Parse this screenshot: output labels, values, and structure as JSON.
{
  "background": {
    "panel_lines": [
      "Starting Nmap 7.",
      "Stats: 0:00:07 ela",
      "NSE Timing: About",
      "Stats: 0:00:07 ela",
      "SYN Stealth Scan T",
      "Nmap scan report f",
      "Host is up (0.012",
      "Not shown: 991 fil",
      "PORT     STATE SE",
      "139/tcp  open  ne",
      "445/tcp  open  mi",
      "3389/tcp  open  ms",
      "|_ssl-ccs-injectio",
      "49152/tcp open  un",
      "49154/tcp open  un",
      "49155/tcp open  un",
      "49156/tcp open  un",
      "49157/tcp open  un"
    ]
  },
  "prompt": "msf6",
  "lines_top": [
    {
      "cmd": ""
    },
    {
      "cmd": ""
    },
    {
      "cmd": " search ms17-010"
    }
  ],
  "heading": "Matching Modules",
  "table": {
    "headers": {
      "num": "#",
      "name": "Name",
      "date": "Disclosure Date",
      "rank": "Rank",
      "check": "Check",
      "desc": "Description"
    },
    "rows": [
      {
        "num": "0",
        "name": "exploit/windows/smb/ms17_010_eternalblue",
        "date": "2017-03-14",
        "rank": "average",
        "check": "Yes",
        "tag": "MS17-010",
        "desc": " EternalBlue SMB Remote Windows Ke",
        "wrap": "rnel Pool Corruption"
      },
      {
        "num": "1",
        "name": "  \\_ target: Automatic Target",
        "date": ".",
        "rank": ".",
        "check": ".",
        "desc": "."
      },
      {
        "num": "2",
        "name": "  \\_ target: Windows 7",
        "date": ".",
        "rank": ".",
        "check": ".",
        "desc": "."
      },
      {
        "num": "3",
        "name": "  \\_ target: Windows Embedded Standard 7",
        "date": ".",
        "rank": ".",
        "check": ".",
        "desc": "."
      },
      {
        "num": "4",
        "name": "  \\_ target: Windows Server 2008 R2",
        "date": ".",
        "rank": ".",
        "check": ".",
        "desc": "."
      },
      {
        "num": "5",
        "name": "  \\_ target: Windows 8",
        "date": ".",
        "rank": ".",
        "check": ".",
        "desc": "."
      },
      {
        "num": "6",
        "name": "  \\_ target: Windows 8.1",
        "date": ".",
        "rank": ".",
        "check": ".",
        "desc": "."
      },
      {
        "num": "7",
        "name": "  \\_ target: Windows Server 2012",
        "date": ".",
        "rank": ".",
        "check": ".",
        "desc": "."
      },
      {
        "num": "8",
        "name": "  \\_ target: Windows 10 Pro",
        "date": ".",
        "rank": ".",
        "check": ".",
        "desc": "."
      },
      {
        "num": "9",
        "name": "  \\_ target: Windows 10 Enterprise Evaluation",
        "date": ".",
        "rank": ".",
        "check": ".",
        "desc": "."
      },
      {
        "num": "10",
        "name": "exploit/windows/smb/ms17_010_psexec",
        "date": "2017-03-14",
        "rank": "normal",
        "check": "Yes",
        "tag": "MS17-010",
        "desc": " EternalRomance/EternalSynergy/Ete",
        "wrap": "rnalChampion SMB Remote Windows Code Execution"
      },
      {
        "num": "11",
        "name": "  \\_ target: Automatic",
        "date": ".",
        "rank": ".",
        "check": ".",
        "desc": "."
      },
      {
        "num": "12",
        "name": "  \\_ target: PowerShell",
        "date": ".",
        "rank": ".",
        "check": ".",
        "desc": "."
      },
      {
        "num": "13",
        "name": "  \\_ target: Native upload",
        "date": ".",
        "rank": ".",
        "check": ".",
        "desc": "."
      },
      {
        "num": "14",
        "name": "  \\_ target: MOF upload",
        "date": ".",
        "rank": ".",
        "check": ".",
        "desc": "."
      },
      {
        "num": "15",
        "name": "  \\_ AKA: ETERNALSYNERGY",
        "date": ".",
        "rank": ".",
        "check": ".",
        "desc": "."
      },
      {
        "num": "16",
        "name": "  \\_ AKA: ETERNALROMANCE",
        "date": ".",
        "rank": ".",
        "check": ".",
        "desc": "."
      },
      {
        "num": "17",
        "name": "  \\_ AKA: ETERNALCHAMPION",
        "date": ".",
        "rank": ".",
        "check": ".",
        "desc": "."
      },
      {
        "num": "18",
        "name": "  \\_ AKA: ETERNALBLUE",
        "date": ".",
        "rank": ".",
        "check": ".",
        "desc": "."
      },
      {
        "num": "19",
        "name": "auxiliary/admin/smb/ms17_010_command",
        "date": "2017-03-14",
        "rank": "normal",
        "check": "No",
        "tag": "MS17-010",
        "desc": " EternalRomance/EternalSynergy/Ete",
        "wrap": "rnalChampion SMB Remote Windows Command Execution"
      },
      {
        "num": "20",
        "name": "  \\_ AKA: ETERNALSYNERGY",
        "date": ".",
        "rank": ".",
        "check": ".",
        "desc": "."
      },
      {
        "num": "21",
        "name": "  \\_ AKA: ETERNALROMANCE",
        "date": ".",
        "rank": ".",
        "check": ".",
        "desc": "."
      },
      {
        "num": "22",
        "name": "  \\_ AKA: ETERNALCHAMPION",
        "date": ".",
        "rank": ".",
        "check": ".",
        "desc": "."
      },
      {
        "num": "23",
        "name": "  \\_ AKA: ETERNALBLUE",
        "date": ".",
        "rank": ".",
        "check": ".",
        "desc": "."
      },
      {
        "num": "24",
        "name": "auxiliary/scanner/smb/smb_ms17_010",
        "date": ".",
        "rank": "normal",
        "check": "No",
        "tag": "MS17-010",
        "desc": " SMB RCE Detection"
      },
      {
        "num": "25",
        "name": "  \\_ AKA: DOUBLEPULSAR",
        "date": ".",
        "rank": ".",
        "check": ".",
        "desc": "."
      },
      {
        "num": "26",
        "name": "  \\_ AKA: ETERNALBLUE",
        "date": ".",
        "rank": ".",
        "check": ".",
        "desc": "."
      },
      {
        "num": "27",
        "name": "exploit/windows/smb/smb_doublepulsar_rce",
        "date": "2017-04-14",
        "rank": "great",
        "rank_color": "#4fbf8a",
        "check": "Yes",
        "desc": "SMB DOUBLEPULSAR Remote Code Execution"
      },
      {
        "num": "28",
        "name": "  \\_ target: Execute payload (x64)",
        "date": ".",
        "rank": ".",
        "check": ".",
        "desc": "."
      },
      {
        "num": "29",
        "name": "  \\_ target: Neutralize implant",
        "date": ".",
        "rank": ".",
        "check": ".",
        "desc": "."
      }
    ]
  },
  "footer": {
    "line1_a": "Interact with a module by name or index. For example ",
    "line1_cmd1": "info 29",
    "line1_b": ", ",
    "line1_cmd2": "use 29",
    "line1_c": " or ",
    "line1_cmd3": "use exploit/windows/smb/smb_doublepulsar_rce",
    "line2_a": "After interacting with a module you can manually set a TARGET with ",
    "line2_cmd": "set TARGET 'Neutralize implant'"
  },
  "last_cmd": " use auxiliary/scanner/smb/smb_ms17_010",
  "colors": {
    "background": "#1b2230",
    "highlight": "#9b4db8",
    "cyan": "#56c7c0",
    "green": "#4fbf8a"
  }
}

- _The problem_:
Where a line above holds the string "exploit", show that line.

- _Solution to this exercise_:
        "name": "exploit/windows/smb/ms17_010_eternalblue",
        "name": "exploit/windows/smb/ms17_010_psexec",
        "name": "exploit/windows/smb/smb_doublepulsar_rce",
    "line1_cmd3": "use exploit/windows/smb/smb_doublepulsar_rce",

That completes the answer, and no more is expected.